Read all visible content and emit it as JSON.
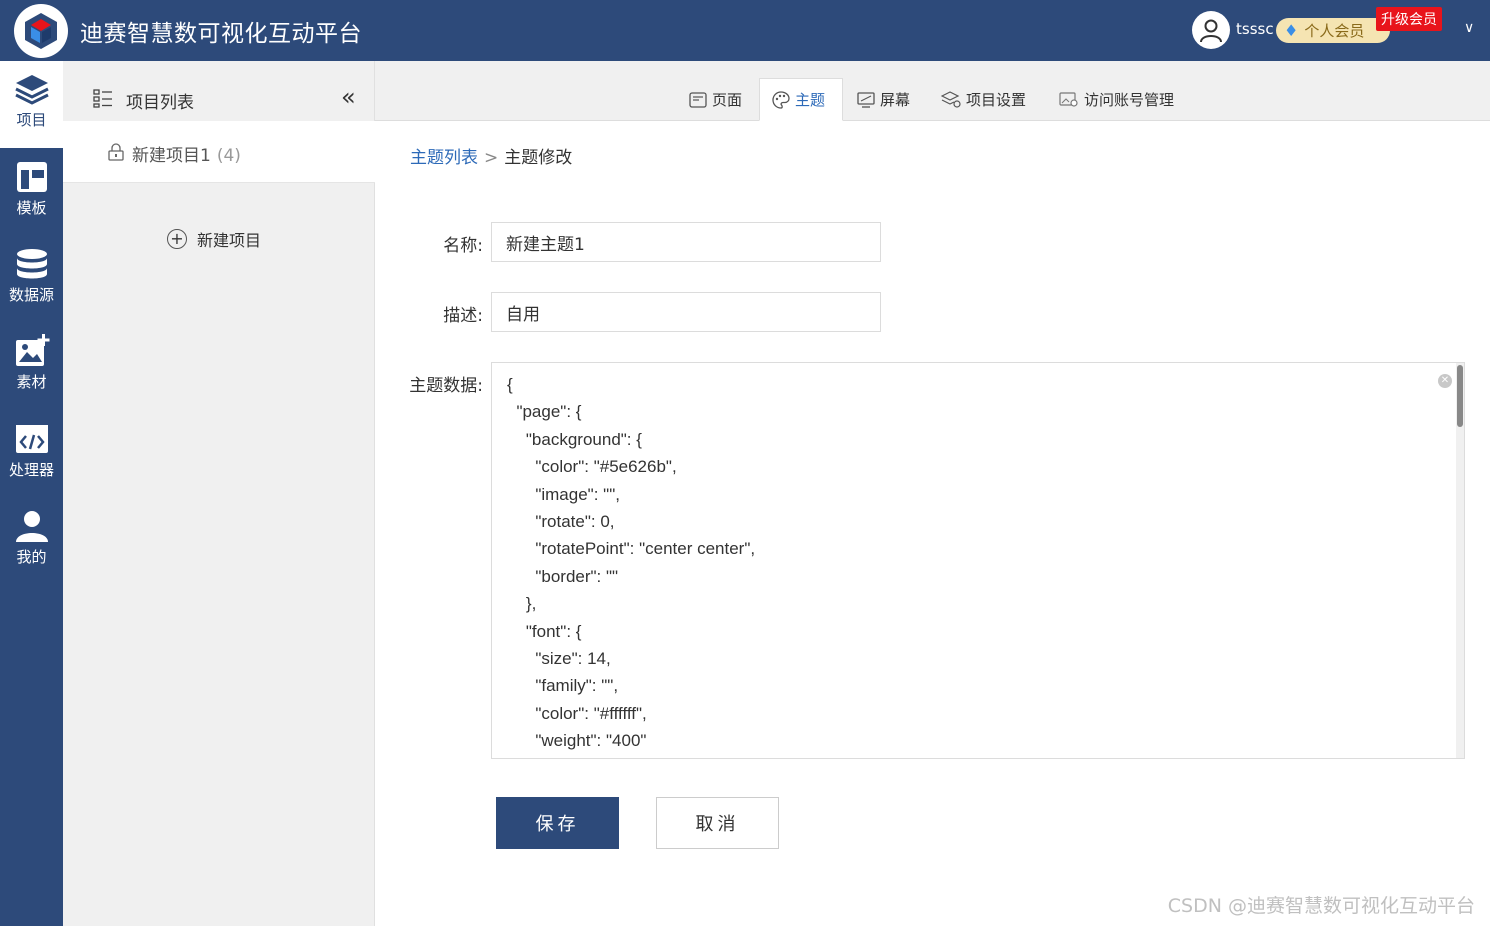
{
  "app": {
    "title": "迪赛智慧数可视化互动平台"
  },
  "user": {
    "name": "tsssc",
    "member_label": "个人会员",
    "upgrade_label": "升级会员",
    "dropdown": "∨"
  },
  "leftnav": [
    {
      "label": "项目",
      "icon": "layers-icon"
    },
    {
      "label": "模板",
      "icon": "template-icon"
    },
    {
      "label": "数据源",
      "icon": "database-icon"
    },
    {
      "label": "素材",
      "icon": "image-add-icon"
    },
    {
      "label": "处理器",
      "icon": "code-icon"
    },
    {
      "label": "我的",
      "icon": "user-icon"
    }
  ],
  "project_panel": {
    "title": "项目列表",
    "collapse": "«",
    "project_name": "新建项目1",
    "project_count": "(4)",
    "new_project": "新建项目"
  },
  "tabs": [
    {
      "label": "页面"
    },
    {
      "label": "主题"
    },
    {
      "label": "屏幕"
    },
    {
      "label": "项目设置"
    },
    {
      "label": "访问账号管理"
    }
  ],
  "breadcrumb": {
    "parent": "主题列表",
    "separator": ">",
    "current": "主题修改"
  },
  "form": {
    "name_label": "名称:",
    "name_value": "新建主题1",
    "desc_label": "描述:",
    "desc_value": "自用",
    "data_label": "主题数据:",
    "data_value": "{\n  \"page\": {\n    \"background\": {\n      \"color\": \"#5e626b\",\n      \"image\": \"\",\n      \"rotate\": 0,\n      \"rotatePoint\": \"center center\",\n      \"border\": \"\"\n    },\n    \"font\": {\n      \"size\": 14,\n      \"family\": \"\",\n      \"color\": \"#ffffff\",\n      \"weight\": \"400\""
  },
  "buttons": {
    "save": "保存",
    "cancel": "取消"
  },
  "watermark": "CSDN @迪赛智慧数可视化互动平台",
  "colors": {
    "primary": "#2d4a7a",
    "link": "#2d6ab8",
    "upgrade": "#e8141b"
  }
}
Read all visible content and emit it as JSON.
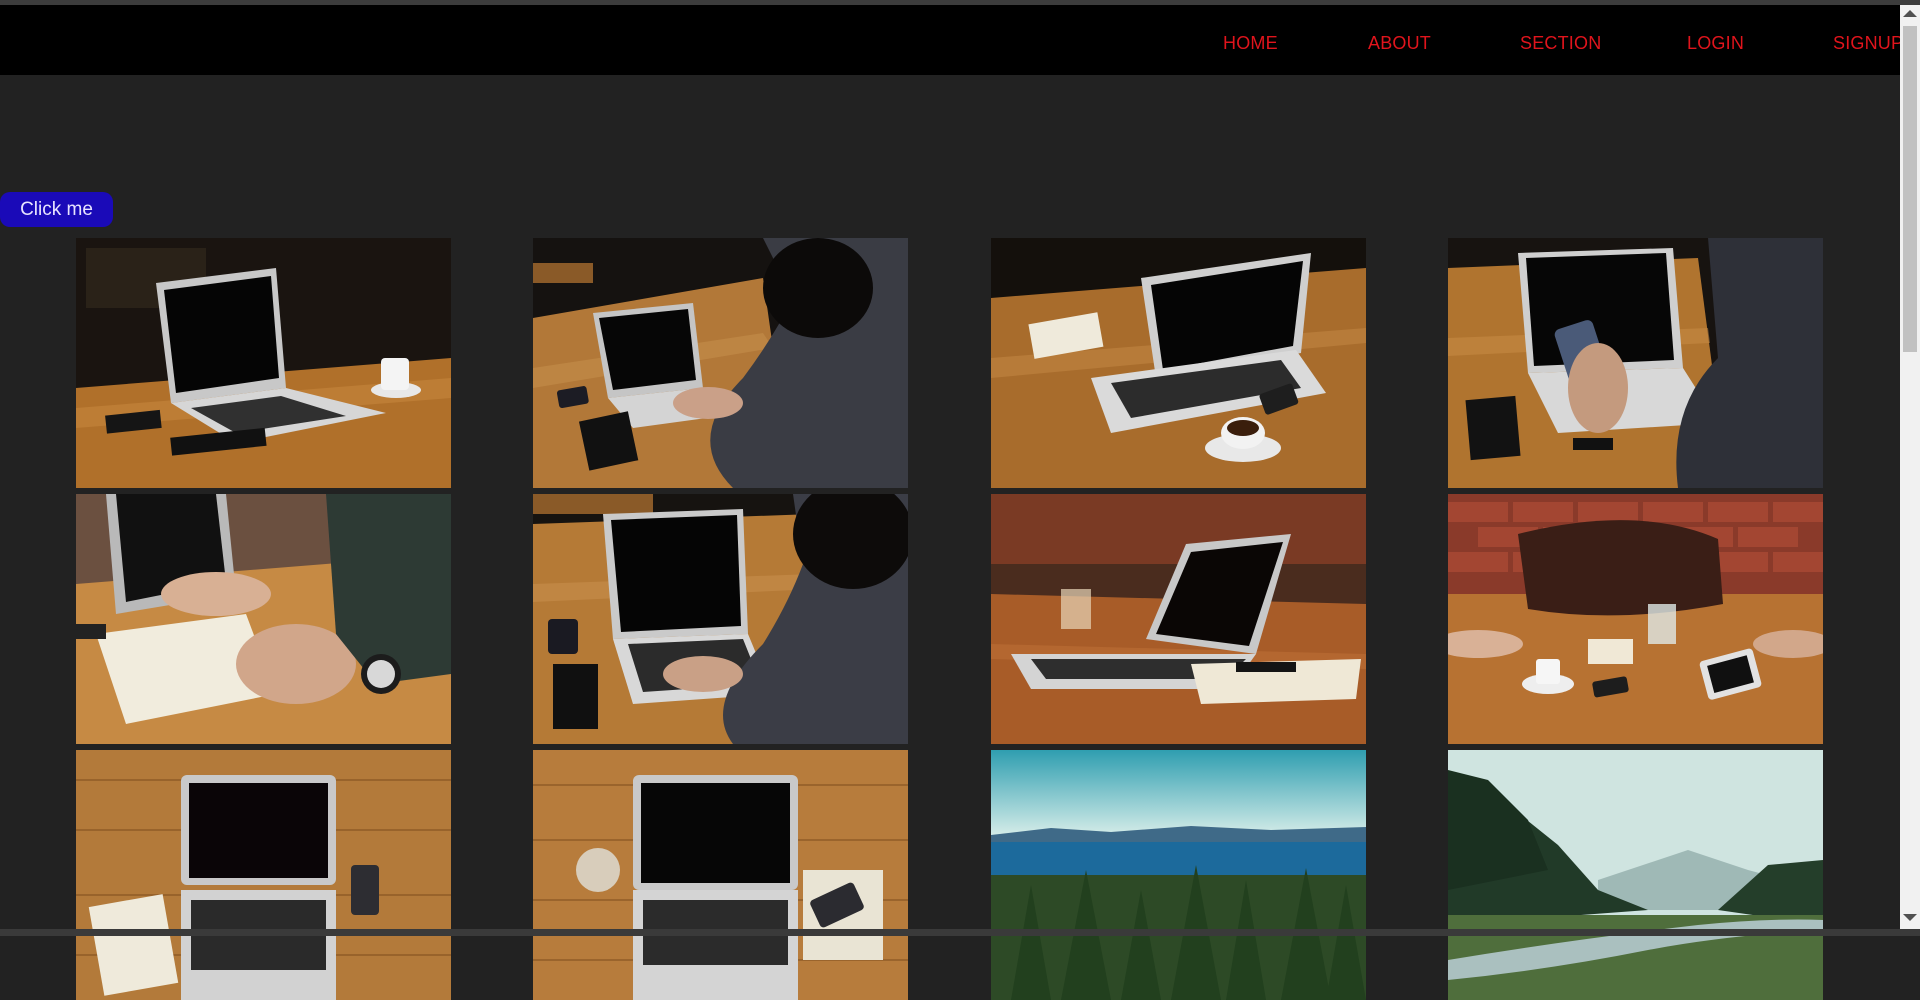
{
  "nav": {
    "home": "HOME",
    "about": "ABOUT",
    "section": "SECTION",
    "login": "LOGIN",
    "signup": "SIGNUP"
  },
  "button": {
    "label": "Click me"
  },
  "gallery": {
    "images": [
      "laptop-on-table-with-coffee-cup",
      "man-typing-on-laptop",
      "laptop-with-notebook-and-coffee",
      "man-holding-phone-at-laptop",
      "hand-writing-in-notebook",
      "man-typing-on-laptop-closeup",
      "laptop-with-glass-on-table",
      "leather-bag-with-tablet-and-coffee",
      "laptop-top-view-on-wood",
      "laptop-top-view-with-glass-and-phone",
      "lake-and-forest-landscape",
      "misty-mountain-valley"
    ]
  },
  "colors": {
    "background": "#222222",
    "navbar": "#000000",
    "nav_link": "#e0141c",
    "button": "#1a0ab8"
  }
}
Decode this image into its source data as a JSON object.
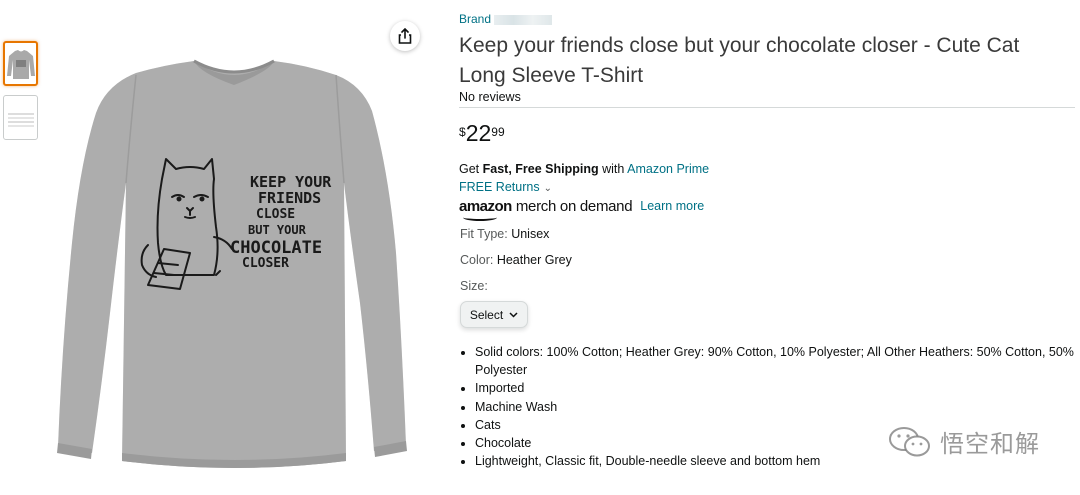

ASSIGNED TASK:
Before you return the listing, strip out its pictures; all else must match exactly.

WRITTEN ANSWER:
Read all visible content and emit it as JSON.
{
  "app": {
    "title": "迪赛智慧数可视化互动平台"
  },
  "user": {
    "name": "tsssc",
    "member_label": "个人会员",
    "upgrade_label": "升级会员",
    "dropdown": "∨"
  },
  "leftnav": [
    {
      "label": "项目",
      "icon": "layers-icon"
    },
    {
      "label": "模板",
      "icon": "template-icon"
    },
    {
      "label": "数据源",
      "icon": "database-icon"
    },
    {
      "label": "素材",
      "icon": "image-add-icon"
    },
    {
      "label": "处理器",
      "icon": "code-icon"
    },
    {
      "label": "我的",
      "icon": "user-icon"
    }
  ],
  "project_panel": {
    "title": "项目列表",
    "collapse": "«",
    "project_name": "新建项目1",
    "project_count": "(4)",
    "new_project": "新建项目"
  },
  "tabs": [
    {
      "label": "页面"
    },
    {
      "label": "主题"
    },
    {
      "label": "屏幕"
    },
    {
      "label": "项目设置"
    },
    {
      "label": "访问账号管理"
    }
  ],
  "breadcrumb": {
    "parent": "主题列表",
    "separator": ">",
    "current": "主题修改"
  },
  "form": {
    "name_label": "名称:",
    "name_value": "新建主题1",
    "desc_label": "描述:",
    "desc_value": "自用",
    "data_label": "主题数据:",
    "data_value": "{\n  \"page\": {\n    \"background\": {\n      \"color\": \"#5e626b\",\n      \"image\": \"\",\n      \"rotate\": 0,\n      \"rotatePoint\": \"center center\",\n      \"border\": \"\"\n    },\n    \"font\": {\n      \"size\": 14,\n      \"family\": \"\",\n      \"color\": \"#ffffff\",\n      \"weight\": \"400\""
  },
  "buttons": {
    "save": "保存",
    "cancel": "取消"
  },
  "watermark": "CSDN @迪赛智慧数可视化互动平台",
  "colors": {
    "primary": "#2d4a7a",
    "link": "#2d6ab8",
    "upgrade": "#e8141b"
  }
}
Read all visible content and emit it as JSON.
{
  "nav": {
    "home": "HOME",
    "about": "ABOUT",
    "section": "SECTION",
    "login": "LOGIN",
    "signup": "SIGNUP"
  },
  "button": {
    "label": "Click me"
  },
  "gallery": {
    "images": [
      "laptop-on-table-with-coffee-cup",
      "man-typing-on-laptop",
      "laptop-with-notebook-and-coffee",
      "man-holding-phone-at-laptop",
      "hand-writing-in-notebook",
      "man-typing-on-laptop-closeup",
      "laptop-with-glass-on-table",
      "leather-bag-with-tablet-and-coffee",
      "laptop-top-view-on-wood",
      "laptop-top-view-with-glass-and-phone",
      "lake-and-forest-landscape",
      "misty-mountain-valley"
    ]
  },
  "colors": {
    "background": "#222222",
    "navbar": "#000000",
    "nav_link": "#e0141c",
    "button": "#1a0ab8"
  }
}
Decode this image into its source data as a JSON object.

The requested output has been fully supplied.